*** Provided entries
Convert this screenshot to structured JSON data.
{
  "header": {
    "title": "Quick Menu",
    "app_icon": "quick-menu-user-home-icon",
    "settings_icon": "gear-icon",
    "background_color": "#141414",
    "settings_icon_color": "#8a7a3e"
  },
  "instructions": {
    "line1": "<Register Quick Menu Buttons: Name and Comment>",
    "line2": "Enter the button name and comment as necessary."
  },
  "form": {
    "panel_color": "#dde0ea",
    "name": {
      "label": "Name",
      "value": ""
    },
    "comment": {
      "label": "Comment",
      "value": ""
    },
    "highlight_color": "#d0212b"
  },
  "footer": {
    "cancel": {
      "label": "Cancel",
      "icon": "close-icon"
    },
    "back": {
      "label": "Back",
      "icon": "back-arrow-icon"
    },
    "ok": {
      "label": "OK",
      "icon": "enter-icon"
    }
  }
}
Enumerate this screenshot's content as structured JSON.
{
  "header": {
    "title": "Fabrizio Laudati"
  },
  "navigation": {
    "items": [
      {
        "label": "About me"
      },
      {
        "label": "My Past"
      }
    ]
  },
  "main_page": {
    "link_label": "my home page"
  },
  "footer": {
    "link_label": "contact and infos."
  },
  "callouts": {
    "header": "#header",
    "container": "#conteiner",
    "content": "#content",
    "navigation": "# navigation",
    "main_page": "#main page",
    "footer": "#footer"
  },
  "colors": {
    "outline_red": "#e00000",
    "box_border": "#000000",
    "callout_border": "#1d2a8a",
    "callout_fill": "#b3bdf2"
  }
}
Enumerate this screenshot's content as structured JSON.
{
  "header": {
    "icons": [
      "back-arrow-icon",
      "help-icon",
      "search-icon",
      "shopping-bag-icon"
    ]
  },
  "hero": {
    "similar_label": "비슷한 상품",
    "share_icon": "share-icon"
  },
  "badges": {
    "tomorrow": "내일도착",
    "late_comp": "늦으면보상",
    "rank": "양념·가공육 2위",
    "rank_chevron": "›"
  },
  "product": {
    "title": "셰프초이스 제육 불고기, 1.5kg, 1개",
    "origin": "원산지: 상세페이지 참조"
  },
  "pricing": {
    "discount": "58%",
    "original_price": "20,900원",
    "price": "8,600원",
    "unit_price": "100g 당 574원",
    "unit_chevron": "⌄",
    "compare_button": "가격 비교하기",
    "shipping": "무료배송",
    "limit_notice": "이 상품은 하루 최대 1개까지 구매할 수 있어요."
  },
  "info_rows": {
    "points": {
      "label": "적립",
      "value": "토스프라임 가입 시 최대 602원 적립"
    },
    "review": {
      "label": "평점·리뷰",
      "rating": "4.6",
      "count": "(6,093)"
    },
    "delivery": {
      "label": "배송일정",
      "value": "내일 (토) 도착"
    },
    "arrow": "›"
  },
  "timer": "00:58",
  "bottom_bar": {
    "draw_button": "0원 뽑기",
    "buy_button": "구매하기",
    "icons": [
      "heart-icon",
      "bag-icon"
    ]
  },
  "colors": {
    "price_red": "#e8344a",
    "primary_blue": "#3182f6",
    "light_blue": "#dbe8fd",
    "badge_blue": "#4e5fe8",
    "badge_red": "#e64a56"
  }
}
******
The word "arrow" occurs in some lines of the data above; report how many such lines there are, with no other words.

3